And now, recent news of what we now know was the tragic demise of Air France Flight 447 on Sunday night over the Atlantic Ocean has awakened a fear in many people who might not usually dwell on it.
I'm sure, to some extent, most of us feel some level of anxiety or vulnerability as our flight turns the final corner on the runway before accelerating and finally taking off. For some people, it's nothing a sedative or a pre-flight cocktail can't quell.
But for those people with a real fear of flying, just the thought of that pivotal moment in their trip can be enough to bring on the sweaty palms and racing heart. And for some, that fear is enough to keep them permanently grounded.
Now, we all know that probability-wise, the risks associated with driving a car are significantly higher than those associated with air travel - with research showing that the latter has actually gotten safer over the last couple of decades.
In fact, statistically speaking, the lifetime odds of dying in an air travel accident are 1-in-20,000 compared with 1-in-100 for an auto accident. And according to the NTSB, highway fatalities account for more than 94 percent of all transportation deaths - airplanes included.

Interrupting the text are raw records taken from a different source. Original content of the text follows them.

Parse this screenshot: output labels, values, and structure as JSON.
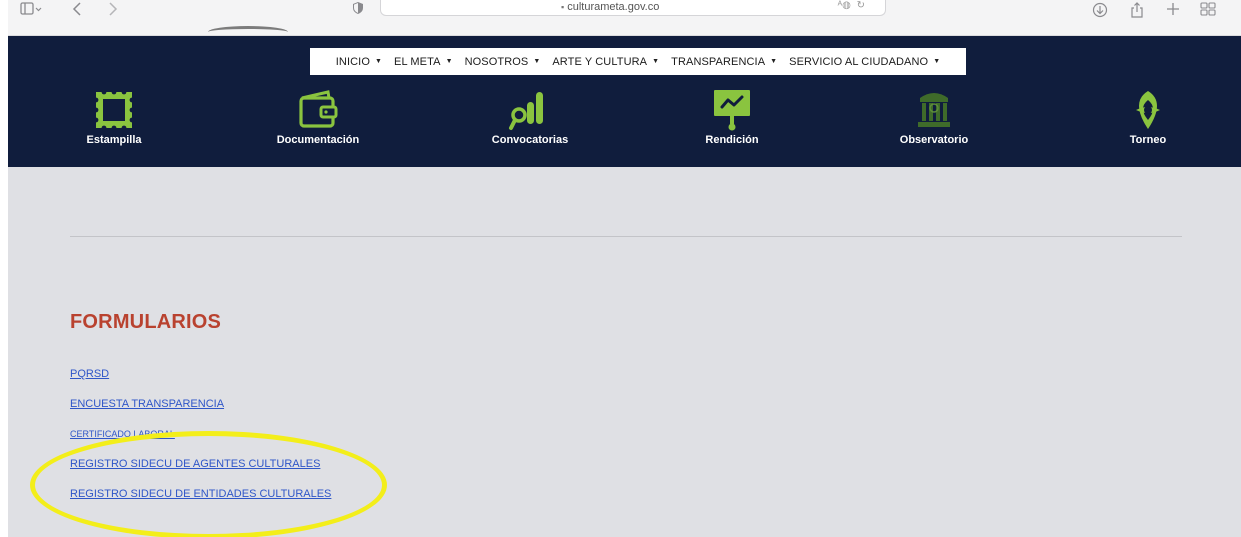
{
  "browser": {
    "url": "culturameta.gov.co",
    "sidebar_icon": "sidebar-icon",
    "back_icon": "back-icon",
    "forward_icon": "forward-icon",
    "shield_icon": "shield-icon",
    "translate_icon": "translate-icon",
    "reload_icon": "reload-icon",
    "download_icon": "download-icon",
    "share_icon": "share-icon",
    "new_tab_icon": "plus-icon",
    "tabs_icon": "tab-overview-icon"
  },
  "nav": {
    "items": [
      {
        "label": "INICIO"
      },
      {
        "label": "EL META"
      },
      {
        "label": "NOSOTROS"
      },
      {
        "label": "ARTE Y CULTURA"
      },
      {
        "label": "TRANSPARENCIA"
      },
      {
        "label": "SERVICIO AL CIUDADANO"
      }
    ]
  },
  "quick_links": [
    {
      "label": "Estampilla",
      "icon": "stamp-icon"
    },
    {
      "label": "Documentación",
      "icon": "wallet-icon"
    },
    {
      "label": "Convocatorias",
      "icon": "search-chart-icon"
    },
    {
      "label": "Rendición",
      "icon": "presentation-icon"
    },
    {
      "label": "Observatorio",
      "icon": "building-icon"
    },
    {
      "label": "Torneo",
      "icon": "torneo-logo-icon"
    }
  ],
  "content": {
    "title": "FORMULARIOS",
    "links": [
      {
        "label": "PQRSD"
      },
      {
        "label": "ENCUESTA TRANSPARENCIA"
      },
      {
        "label": "CERTIFICADO LABORAL"
      },
      {
        "label": "REGISTRO SIDECU DE AGENTES CULTURALES"
      },
      {
        "label": "REGISTRO SIDECU DE ENTIDADES CULTURALES"
      }
    ]
  },
  "colors": {
    "header_bg": "#101d3d",
    "icon_green": "#8ac43f",
    "title_red": "#b9422f",
    "link_blue": "#2f56c8",
    "highlight_yellow": "#f3ee1a",
    "content_bg": "#dfe0e4"
  }
}
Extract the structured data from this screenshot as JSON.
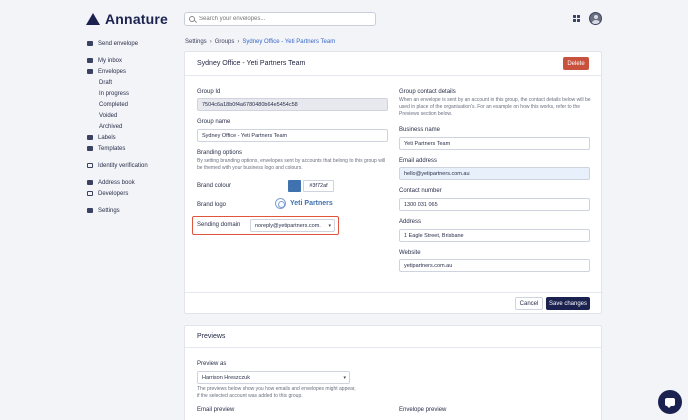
{
  "app": {
    "name": "Annature"
  },
  "search": {
    "placeholder": "Search your envelopes..."
  },
  "sidebar": {
    "items": [
      {
        "label": "Send envelope",
        "icon": "send-icon"
      },
      {
        "label": "My inbox",
        "icon": "inbox-icon"
      },
      {
        "label": "Envelopes",
        "icon": "envelope-icon"
      },
      {
        "label": "Draft"
      },
      {
        "label": "In progress"
      },
      {
        "label": "Completed"
      },
      {
        "label": "Voided"
      },
      {
        "label": "Archived"
      },
      {
        "label": "Labels",
        "icon": "tag-icon"
      },
      {
        "label": "Templates",
        "icon": "template-icon"
      },
      {
        "label": "Identity verification",
        "icon": "fingerprint-icon"
      },
      {
        "label": "Address book",
        "icon": "addressbook-icon"
      },
      {
        "label": "Developers",
        "icon": "code-icon"
      },
      {
        "label": "Settings",
        "icon": "gear-icon"
      }
    ]
  },
  "breadcrumb": {
    "items": [
      "Settings",
      "Groups",
      "Sydney Office - Yeti Partners Team"
    ],
    "separator": "›"
  },
  "group": {
    "title": "Sydney Office - Yeti Partners Team",
    "delete_label": "Delete",
    "id_label": "Group Id",
    "id_value": "7504c6a18b0f4a6780480b64e5454c58",
    "name_label": "Group name",
    "name_value": "Sydney Office - Yeti Partners Team",
    "branding_title": "Branding options",
    "branding_hint": "By setting branding options, envelopes sent by accounts that belong to this group will be themed with your business logo and colours.",
    "brand_colour_label": "Brand colour",
    "brand_colour_value": "#3f72af",
    "brand_logo_label": "Brand logo",
    "brand_logo_text": "Yeti Partners",
    "sending_domain_label": "Sending domain",
    "sending_domain_value": "noreply@yetipartners.com.",
    "contact_title": "Group contact details",
    "contact_hint": "When an envelope is sent by an account in this group, the contact details below will be used in place of the organisation's. For an example on how this works, refer to the Previews section below.",
    "business_name_label": "Business name",
    "business_name_value": "Yeti Partners Team",
    "email_label": "Email address",
    "email_value": "hello@yetipartners.com.au",
    "contact_number_label": "Contact number",
    "contact_number_value": "1300 031 065",
    "address_label": "Address",
    "address_value": "1 Eagle Street, Brisbane",
    "website_label": "Website",
    "website_value": "yetipartners.com.au",
    "cancel_label": "Cancel",
    "save_label": "Save changes"
  },
  "previews": {
    "title": "Previews",
    "preview_as_label": "Preview as",
    "preview_as_value": "Harrison Hreszczuk",
    "hint": "The previews below show you how emails and envelopes might appear, if the selected account was added to this group.",
    "email_preview_label": "Email preview",
    "envelope_preview_label": "Envelope preview"
  },
  "colors": {
    "brand": "#1b2250",
    "accent": "#3f72af",
    "danger": "#c9523f",
    "highlight": "#e0563d"
  }
}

But even though we understand that logically and statistically speaking, our chances of getting in a car accident are much greater than anything happening when we fly, it's often the fact that we relinquish all control over our own well-being - for however long it takes us to get from point A to point B - to the pilot and his crew.
And for people prone to anxiety or obsessive compulsive disorders, this loss of control and the vulnerability we feel can become overwhelming, triggering a panic attack or worse. So it's important for people suffering from these disorders to make sure they always carry their medication with them while they are traveling.
Other common phobias that can contribute to a fear of flying include claustrophobia (fear of enclosed spaces) and acrophobia (fear of heights).
Fortunately, today there are places to get help with your fears. Support groups and therapy are two options that have been around for a long time. But more recently, airlines have started to offer classes with flight simulators to help would-be passengers confront their anxieties and become more comfortable with the experience.
So while it may seem like there has been a lot of aviation incidents between the news coverage of the "Miracle on the Hudson" in January, and the fatal crash involving Continental Connection Flight 3407 in Clarence, NY just a month later - considering the fact that there are more than 87,000 flights in the skies over the U.S. on any given day - flying is still one of the safest way to travel.
Perhaps what leaves so many people feeling unsettled and fearful after this most recent accident is the mystery behind it. After a horrible tragedy, part of the healing process is to come to terms with what happened and try to make sense of it all. But as the days pass and the world looks on as investigators try to piece together the clues, it seems in the end, there will be more questions than answers as to the final moments of Flight 447.